START RECORDS FOR THIS TASK

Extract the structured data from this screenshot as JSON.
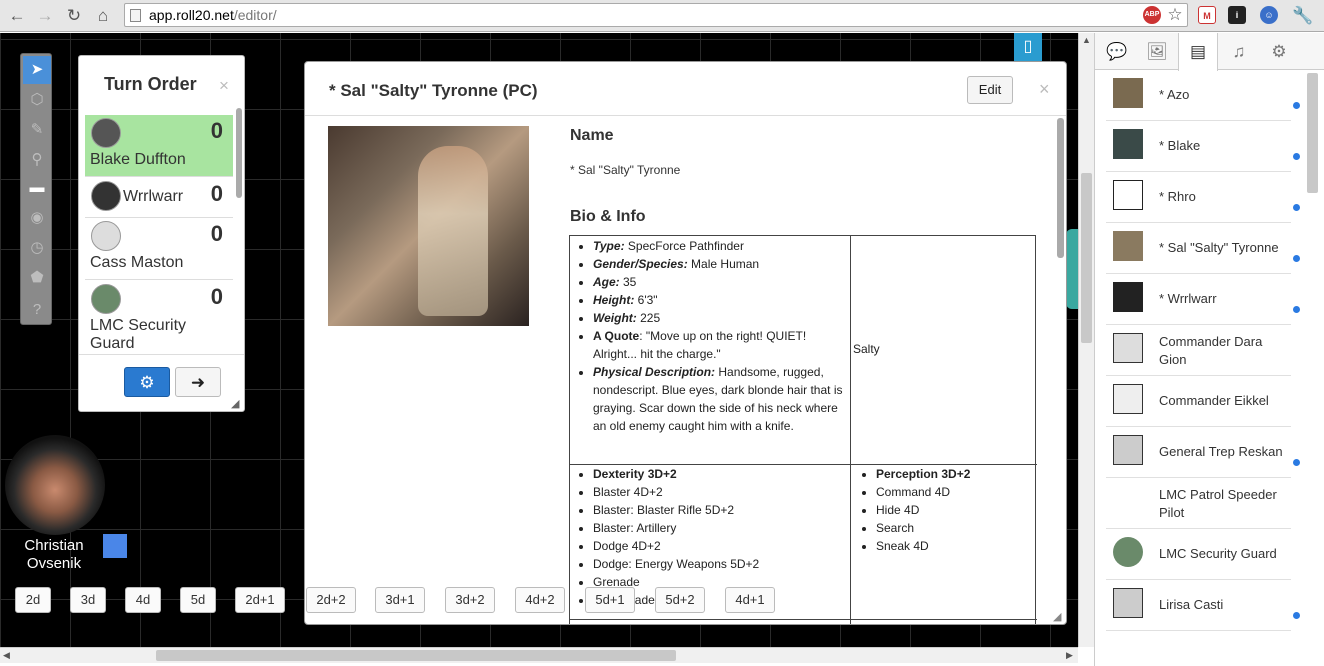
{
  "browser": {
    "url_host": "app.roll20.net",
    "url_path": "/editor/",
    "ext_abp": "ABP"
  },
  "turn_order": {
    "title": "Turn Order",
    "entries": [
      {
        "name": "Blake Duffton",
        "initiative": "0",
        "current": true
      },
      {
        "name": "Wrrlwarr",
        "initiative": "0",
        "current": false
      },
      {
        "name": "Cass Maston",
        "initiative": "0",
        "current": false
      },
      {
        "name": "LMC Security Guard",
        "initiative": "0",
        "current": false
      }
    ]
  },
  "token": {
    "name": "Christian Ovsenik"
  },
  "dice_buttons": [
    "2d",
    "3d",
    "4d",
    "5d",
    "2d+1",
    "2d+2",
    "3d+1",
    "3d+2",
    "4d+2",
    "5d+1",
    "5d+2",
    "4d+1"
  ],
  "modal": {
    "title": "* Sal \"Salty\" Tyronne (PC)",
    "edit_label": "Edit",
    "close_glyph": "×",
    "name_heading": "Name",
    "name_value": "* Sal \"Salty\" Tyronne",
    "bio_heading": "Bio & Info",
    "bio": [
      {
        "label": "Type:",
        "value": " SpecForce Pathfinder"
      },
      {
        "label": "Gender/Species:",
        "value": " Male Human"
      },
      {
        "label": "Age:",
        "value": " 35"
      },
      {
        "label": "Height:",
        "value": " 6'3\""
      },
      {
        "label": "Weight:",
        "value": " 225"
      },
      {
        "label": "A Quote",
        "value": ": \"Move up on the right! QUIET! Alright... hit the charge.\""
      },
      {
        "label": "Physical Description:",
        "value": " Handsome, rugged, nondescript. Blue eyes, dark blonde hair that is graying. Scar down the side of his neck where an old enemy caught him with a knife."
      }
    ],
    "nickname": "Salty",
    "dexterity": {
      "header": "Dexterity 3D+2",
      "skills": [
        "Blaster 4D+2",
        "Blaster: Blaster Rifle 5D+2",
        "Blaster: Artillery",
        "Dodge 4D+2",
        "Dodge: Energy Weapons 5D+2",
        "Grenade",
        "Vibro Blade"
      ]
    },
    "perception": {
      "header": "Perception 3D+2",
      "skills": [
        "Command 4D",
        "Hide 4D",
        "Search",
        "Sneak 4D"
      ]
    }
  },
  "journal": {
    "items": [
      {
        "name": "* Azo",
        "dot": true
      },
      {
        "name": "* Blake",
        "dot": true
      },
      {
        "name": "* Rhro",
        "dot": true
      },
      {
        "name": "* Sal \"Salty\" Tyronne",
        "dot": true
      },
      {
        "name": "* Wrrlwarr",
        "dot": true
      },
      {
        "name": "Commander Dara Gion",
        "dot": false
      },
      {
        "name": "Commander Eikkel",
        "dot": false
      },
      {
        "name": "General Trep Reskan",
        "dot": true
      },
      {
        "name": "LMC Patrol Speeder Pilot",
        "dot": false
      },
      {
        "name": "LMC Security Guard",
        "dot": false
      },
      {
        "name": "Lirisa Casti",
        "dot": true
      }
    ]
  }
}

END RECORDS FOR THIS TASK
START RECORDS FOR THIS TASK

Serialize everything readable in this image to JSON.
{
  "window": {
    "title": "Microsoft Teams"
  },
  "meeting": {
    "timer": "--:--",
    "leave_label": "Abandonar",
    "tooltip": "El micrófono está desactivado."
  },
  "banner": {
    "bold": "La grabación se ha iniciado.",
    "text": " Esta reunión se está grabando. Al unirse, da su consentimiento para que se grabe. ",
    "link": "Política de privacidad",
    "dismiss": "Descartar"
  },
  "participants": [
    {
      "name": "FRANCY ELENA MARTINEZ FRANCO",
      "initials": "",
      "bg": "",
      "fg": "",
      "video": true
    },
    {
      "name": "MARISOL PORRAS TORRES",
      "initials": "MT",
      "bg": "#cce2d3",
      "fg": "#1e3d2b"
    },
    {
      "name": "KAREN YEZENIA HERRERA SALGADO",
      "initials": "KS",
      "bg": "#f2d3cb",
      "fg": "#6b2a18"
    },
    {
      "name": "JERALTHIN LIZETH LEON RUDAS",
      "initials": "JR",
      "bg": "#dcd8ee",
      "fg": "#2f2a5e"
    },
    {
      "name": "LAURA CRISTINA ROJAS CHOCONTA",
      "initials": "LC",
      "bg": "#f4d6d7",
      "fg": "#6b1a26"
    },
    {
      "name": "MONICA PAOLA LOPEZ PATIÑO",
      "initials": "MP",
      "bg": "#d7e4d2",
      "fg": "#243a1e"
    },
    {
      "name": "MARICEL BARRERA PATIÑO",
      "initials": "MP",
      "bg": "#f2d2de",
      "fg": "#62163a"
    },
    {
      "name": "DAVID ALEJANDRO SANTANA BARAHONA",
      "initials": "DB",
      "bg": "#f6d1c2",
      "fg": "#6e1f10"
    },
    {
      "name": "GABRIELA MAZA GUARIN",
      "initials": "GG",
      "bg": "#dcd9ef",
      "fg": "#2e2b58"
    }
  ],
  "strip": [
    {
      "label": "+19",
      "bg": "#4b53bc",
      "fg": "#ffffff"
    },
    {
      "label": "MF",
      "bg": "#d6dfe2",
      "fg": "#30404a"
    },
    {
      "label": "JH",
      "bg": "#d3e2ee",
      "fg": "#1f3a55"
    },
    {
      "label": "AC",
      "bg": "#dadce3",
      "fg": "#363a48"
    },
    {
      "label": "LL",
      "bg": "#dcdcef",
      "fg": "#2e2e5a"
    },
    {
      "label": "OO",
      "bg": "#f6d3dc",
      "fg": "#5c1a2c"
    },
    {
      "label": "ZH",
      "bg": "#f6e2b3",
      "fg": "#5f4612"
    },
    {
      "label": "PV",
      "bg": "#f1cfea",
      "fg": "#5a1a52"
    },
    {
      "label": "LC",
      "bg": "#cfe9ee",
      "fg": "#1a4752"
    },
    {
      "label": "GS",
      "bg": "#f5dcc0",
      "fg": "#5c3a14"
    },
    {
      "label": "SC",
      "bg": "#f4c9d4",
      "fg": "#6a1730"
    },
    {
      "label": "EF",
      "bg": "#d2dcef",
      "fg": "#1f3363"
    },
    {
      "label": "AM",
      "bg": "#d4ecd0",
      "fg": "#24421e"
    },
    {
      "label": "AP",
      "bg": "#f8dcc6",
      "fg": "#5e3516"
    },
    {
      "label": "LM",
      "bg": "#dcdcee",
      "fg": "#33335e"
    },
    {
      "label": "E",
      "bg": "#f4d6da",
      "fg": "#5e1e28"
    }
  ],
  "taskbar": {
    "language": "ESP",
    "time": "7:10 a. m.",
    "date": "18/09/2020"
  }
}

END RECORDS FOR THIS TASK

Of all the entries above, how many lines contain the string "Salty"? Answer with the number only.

- _SOLUTION TO THIS PROBLEM_
4